Saved data entries
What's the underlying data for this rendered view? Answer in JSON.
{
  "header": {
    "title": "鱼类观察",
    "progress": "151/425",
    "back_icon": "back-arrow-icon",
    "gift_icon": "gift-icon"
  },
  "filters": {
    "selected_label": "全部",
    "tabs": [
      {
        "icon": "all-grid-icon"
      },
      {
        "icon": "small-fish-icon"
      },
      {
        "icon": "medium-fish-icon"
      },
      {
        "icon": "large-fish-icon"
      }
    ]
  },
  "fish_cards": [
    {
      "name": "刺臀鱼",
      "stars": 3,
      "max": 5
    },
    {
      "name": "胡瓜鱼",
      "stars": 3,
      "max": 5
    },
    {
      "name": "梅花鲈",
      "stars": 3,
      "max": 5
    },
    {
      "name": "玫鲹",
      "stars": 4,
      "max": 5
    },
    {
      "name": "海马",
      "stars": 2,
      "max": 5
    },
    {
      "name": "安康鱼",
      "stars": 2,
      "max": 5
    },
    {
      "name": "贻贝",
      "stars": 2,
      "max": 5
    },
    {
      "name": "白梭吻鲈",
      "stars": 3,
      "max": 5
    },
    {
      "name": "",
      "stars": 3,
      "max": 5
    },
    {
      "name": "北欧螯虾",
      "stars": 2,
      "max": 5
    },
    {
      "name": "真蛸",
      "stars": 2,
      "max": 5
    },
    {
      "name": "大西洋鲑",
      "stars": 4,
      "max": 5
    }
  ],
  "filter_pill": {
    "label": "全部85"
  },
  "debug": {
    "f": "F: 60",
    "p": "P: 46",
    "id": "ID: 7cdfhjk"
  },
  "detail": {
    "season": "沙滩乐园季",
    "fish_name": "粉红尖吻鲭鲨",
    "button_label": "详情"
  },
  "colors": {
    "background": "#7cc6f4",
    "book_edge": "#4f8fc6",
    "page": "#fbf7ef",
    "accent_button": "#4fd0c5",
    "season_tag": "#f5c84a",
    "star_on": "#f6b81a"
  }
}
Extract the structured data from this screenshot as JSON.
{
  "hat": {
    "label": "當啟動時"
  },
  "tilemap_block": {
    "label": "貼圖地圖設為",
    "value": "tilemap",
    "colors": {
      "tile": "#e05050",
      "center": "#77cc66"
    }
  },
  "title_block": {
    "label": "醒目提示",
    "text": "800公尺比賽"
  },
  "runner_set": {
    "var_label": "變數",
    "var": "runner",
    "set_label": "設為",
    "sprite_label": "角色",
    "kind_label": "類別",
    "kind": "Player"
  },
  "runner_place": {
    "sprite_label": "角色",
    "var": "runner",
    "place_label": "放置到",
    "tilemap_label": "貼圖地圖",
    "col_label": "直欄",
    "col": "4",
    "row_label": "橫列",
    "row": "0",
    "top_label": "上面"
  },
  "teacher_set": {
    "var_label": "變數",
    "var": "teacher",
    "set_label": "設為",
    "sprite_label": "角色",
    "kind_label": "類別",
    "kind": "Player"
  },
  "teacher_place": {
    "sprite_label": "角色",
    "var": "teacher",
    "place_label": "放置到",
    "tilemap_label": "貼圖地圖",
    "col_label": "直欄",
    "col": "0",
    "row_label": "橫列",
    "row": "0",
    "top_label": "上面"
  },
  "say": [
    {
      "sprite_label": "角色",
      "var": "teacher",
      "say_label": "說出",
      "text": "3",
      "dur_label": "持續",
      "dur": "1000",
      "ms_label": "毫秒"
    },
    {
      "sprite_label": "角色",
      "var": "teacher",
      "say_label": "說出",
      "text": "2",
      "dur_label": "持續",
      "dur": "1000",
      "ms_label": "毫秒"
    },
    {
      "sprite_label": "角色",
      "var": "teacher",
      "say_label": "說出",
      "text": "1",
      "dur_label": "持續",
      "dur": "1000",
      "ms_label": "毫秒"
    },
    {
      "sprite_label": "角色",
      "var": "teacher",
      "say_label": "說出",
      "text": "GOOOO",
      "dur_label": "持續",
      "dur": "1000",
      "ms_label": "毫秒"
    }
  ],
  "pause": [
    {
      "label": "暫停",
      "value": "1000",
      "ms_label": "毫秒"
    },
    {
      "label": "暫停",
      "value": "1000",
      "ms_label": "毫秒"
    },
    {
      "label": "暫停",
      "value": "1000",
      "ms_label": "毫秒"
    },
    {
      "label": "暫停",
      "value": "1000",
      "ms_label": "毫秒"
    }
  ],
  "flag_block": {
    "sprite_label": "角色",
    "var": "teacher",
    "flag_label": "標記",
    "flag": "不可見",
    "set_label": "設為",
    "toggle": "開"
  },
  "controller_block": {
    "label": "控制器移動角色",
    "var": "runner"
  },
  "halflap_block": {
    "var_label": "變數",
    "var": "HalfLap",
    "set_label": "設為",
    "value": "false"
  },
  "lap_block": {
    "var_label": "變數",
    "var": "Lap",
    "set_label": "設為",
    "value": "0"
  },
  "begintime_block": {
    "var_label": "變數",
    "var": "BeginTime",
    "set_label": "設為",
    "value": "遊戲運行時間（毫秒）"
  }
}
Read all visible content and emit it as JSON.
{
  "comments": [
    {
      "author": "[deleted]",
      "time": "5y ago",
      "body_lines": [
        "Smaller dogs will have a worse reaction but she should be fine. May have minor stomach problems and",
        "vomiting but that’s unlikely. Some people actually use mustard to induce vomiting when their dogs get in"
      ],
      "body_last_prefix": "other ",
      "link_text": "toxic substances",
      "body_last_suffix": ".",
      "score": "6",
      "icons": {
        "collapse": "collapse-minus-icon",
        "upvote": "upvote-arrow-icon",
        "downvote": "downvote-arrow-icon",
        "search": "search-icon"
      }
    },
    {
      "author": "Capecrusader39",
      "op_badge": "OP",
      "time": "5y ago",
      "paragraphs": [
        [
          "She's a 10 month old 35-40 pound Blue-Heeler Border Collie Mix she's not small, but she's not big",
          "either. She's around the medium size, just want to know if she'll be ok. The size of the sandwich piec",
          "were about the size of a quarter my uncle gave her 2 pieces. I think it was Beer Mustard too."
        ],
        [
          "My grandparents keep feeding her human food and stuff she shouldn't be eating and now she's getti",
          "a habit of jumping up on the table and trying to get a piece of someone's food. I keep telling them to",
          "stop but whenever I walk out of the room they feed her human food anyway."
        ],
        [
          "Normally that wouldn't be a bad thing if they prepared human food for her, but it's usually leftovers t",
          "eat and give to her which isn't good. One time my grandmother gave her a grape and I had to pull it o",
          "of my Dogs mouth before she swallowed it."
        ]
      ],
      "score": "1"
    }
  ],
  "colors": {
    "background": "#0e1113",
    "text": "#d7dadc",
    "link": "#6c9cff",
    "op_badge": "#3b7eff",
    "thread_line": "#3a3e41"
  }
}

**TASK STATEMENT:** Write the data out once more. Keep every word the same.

**EXERCISE ANSWER:**
What's the underlying data for this rendered view? Answer in JSON.
{
  "header": {
    "title": "鱼类观察",
    "progress": "151/425",
    "back_icon": "back-arrow-icon",
    "gift_icon": "gift-icon"
  },
  "filters": {
    "selected_label": "全部",
    "tabs": [
      {
        "icon": "all-grid-icon"
      },
      {
        "icon": "small-fish-icon"
      },
      {
        "icon": "medium-fish-icon"
      },
      {
        "icon": "large-fish-icon"
      }
    ]
  },
  "fish_cards": [
    {
      "name": "刺臀鱼",
      "stars": 3,
      "max": 5
    },
    {
      "name": "胡瓜鱼",
      "stars": 3,
      "max": 5
    },
    {
      "name": "梅花鲈",
      "stars": 3,
      "max": 5
    },
    {
      "name": "玫鲹",
      "stars": 4,
      "max": 5
    },
    {
      "name": "海马",
      "stars": 2,
      "max": 5
    },
    {
      "name": "安康鱼",
      "stars": 2,
      "max": 5
    },
    {
      "name": "贻贝",
      "stars": 2,
      "max": 5
    },
    {
      "name": "白梭吻鲈",
      "stars": 3,
      "max": 5
    },
    {
      "name": "",
      "stars": 3,
      "max": 5
    },
    {
      "name": "北欧螯虾",
      "stars": 2,
      "max": 5
    },
    {
      "name": "真蛸",
      "stars": 2,
      "max": 5
    },
    {
      "name": "大西洋鲑",
      "stars": 4,
      "max": 5
    }
  ],
  "filter_pill": {
    "label": "全部85"
  },
  "debug": {
    "f": "F: 60",
    "p": "P: 46",
    "id": "ID: 7cdfhjk"
  },
  "detail": {
    "season": "沙滩乐园季",
    "fish_name": "粉红尖吻鲭鲨",
    "button_label": "详情"
  },
  "colors": {
    "background": "#7cc6f4",
    "book_edge": "#4f8fc6",
    "page": "#fbf7ef",
    "accent_button": "#4fd0c5",
    "season_tag": "#f5c84a",
    "star_on": "#f6b81a"
  }
}
Extract the structured data from this screenshot as JSON.
{
  "hat": {
    "label": "當啟動時"
  },
  "tilemap_block": {
    "label": "貼圖地圖設為",
    "value": "tilemap",
    "colors": {
      "tile": "#e05050",
      "center": "#77cc66"
    }
  },
  "title_block": {
    "label": "醒目提示",
    "text": "800公尺比賽"
  },
  "runner_set": {
    "var_label": "變數",
    "var": "runner",
    "set_label": "設為",
    "sprite_label": "角色",
    "kind_label": "類別",
    "kind": "Player"
  },
  "runner_place": {
    "sprite_label": "角色",
    "var": "runner",
    "place_label": "放置到",
    "tilemap_label": "貼圖地圖",
    "col_label": "直欄",
    "col": "4",
    "row_label": "橫列",
    "row": "0",
    "top_label": "上面"
  },
  "teacher_set": {
    "var_label": "變數",
    "var": "teacher",
    "set_label": "設為",
    "sprite_label": "角色",
    "kind_label": "類別",
    "kind": "Player"
  },
  "teacher_place": {
    "sprite_label": "角色",
    "var": "teacher",
    "place_label": "放置到",
    "tilemap_label": "貼圖地圖",
    "col_label": "直欄",
    "col": "0",
    "row_label": "橫列",
    "row": "0",
    "top_label": "上面"
  },
  "say": [
    {
      "sprite_label": "角色",
      "var": "teacher",
      "say_label": "說出",
      "text": "3",
      "dur_label": "持續",
      "dur": "1000",
      "ms_label": "毫秒"
    },
    {
      "sprite_label": "角色",
      "var": "teacher",
      "say_label": "說出",
      "text": "2",
      "dur_label": "持續",
      "dur": "1000",
      "ms_label": "毫秒"
    },
    {
      "sprite_label": "角色",
      "var": "teacher",
      "say_label": "說出",
      "text": "1",
      "dur_label": "持續",
      "dur": "1000",
      "ms_label": "毫秒"
    },
    {
      "sprite_label": "角色",
      "var": "teacher",
      "say_label": "說出",
      "text": "GOOOO",
      "dur_label": "持續",
      "dur": "1000",
      "ms_label": "毫秒"
    }
  ],
  "pause": [
    {
      "label": "暫停",
      "value": "1000",
      "ms_label": "毫秒"
    },
    {
      "label": "暫停",
      "value": "1000",
      "ms_label": "毫秒"
    },
    {
      "label": "暫停",
      "value": "1000",
      "ms_label": "毫秒"
    },
    {
      "label": "暫停",
      "value": "1000",
      "ms_label": "毫秒"
    }
  ],
  "flag_block": {
    "sprite_label": "角色",
    "var": "teacher",
    "flag_label": "標記",
    "flag": "不可見",
    "set_label": "設為",
    "toggle": "開"
  },
  "controller_block": {
    "label": "控制器移動角色",
    "var": "runner"
  },
  "halflap_block": {
    "var_label": "變數",
    "var": "HalfLap",
    "set_label": "設為",
    "value": "false"
  },
  "lap_block": {
    "var_label": "變數",
    "var": "Lap",
    "set_label": "設為",
    "value": "0"
  },
  "begintime_block": {
    "var_label": "變數",
    "var": "BeginTime",
    "set_label": "設為",
    "value": "遊戲運行時間（毫秒）"
  }
}
Read all visible content and emit it as JSON.
{
  "comments": [
    {
      "author": "[deleted]",
      "time": "5y ago",
      "body_lines": [
        "Smaller dogs will have a worse reaction but she should be fine. May have minor stomach problems and",
        "vomiting but that’s unlikely. Some people actually use mustard to induce vomiting when their dogs get in"
      ],
      "body_last_prefix": "other ",
      "link_text": "toxic substances",
      "body_last_suffix": ".",
      "score": "6",
      "icons": {
        "collapse": "collapse-minus-icon",
        "upvote": "upvote-arrow-icon",
        "downvote": "downvote-arrow-icon",
        "search": "search-icon"
      }
    },
    {
      "author": "Capecrusader39",
      "op_badge": "OP",
      "time": "5y ago",
      "paragraphs": [
        [
          "She's a 10 month old 35-40 pound Blue-Heeler Border Collie Mix she's not small, but she's not big",
          "either. She's around the medium size, just want to know if she'll be ok. The size of the sandwich piec",
          "were about the size of a quarter my uncle gave her 2 pieces. I think it was Beer Mustard too."
        ],
        [
          "My grandparents keep feeding her human food and stuff she shouldn't be eating and now she's getti",
          "a habit of jumping up on the table and trying to get a piece of someone's food. I keep telling them to",
          "stop but whenever I walk out of the room they feed her human food anyway."
        ],
        [
          "Normally that wouldn't be a bad thing if they prepared human food for her, but it's usually leftovers t",
          "eat and give to her which isn't good. One time my grandmother gave her a grape and I had to pull it o",
          "of my Dogs mouth before she swallowed it."
        ]
      ],
      "score": "1"
    }
  ],
  "colors": {
    "background": "#0e1113",
    "text": "#d7dadc",
    "link": "#6c9cff",
    "op_badge": "#3b7eff",
    "thread_line": "#3a3e41"
  }
}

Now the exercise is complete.